After the bankers and the likely-lads are all totted up, the Democrats can effectively count on getting 201 electoral college votes, while the Republicans are looking at 191, assuming Missouri polls are accurate.

The toss-ups

So the kernel of the U.S. election is that its outcome will almost certainly come down to just 11 states, Colorado, Florida, Iowa, Michigan, Nevada, New Hampshire, North Carolina, Ohio, Pennsylvania, Virginia and Wisconsin.

Of these 11 states, five currently have Obama ahead by more than 2 percentage points (skirting the bounds of statistical significance). What is crucial for the outcome of the election is that these five account for a meaty 70 college votes: Michigan (16 votes), Nevada (6), Ohio (18), Pennsylvania (20) and Wisconsin (10). If these five states were to hold for Obama, that would be that – 271 votes with six states still to account for.

College votes, by degree of analyst confidence (target of 270)

The only toss-up currently going Romney’s way is North Carolina (15). From a GOP viewpoint, it would want to – if Romney can’t take a state that only gave Obama a 0.3% margin in 2008, and was double-digit Bush territory in 2000 and 2004, then he’s in trouble.
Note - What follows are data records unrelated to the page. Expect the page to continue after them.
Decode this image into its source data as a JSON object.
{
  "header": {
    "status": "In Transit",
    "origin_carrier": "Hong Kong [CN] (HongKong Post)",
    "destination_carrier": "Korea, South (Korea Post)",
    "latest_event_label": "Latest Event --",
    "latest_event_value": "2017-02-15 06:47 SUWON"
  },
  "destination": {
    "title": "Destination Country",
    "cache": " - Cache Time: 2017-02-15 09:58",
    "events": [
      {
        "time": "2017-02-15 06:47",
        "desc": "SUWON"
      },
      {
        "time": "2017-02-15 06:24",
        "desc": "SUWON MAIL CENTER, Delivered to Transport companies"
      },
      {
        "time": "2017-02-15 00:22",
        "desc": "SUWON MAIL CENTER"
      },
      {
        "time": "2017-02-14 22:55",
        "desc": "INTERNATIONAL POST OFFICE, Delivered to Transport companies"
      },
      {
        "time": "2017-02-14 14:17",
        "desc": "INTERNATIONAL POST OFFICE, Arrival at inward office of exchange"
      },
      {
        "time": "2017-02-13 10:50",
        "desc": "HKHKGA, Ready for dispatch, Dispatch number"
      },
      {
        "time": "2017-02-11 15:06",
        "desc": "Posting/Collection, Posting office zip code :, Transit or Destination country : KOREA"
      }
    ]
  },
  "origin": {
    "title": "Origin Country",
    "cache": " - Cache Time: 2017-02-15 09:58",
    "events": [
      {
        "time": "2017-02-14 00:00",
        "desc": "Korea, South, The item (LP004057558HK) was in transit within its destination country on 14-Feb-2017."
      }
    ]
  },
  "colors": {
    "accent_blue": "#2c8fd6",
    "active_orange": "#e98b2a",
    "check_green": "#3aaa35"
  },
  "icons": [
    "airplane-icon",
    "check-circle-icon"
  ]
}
These forty-six states are shown in the graph above, and point to an Obama win.

A Romney win?

There are five states that are too close to call, most importantly Florida (29), but also Virginia (13), Colorado (9), Iowa (6) and New Hampshire (4). Romney is ahead in both Florida and Virginia at the moment (just).

Suppose he won those two. Adding them and North Carolina to the GOP total so far gives 248 votes. Pennsylvania looks beyond Romney’s reach so hence the focus on Ohio, where Obama is ahead by 2.3% in the polls. An Ohio win added on would leave Romney on 264 votes, just shy of the 270 needed. Colorado is a state that twice voted for Bush and has Obama only marginally ahead currently. Its nine votes would be enough for a Romney victory.

The cheat-sheet redux

So, what should you watch out for in the wee hours of next Wednesday morning?

Nevada and Ohio are Obama’s most fragile possessions of the 271 votes outlined above. Without their 24 votes, Obama would need Florida – or Virginia plus two of New Hampshire, Colorado and Iowa – to win. If he keeps those two, though, he is on course for re-election, barring surprises.

Potential surprises include an Obama win in North Carolina, if news of which broke early in the evening, you could retire relatively safe in the knowledge that Obama would be re-elected, or alternatively Obama struggling in any of Michigan, Pennsylvania or Washington.

Romney’s route to victory requires winning not just Florida and Virginia, where he is currently ahead, but also Ohio and Colorado.

If Arizona or Minnesota – or indeed anywhere else – is being discussed by pundits on the night as a possible upset, then it’s probably best to get the popcorn out, it’ll be a long night!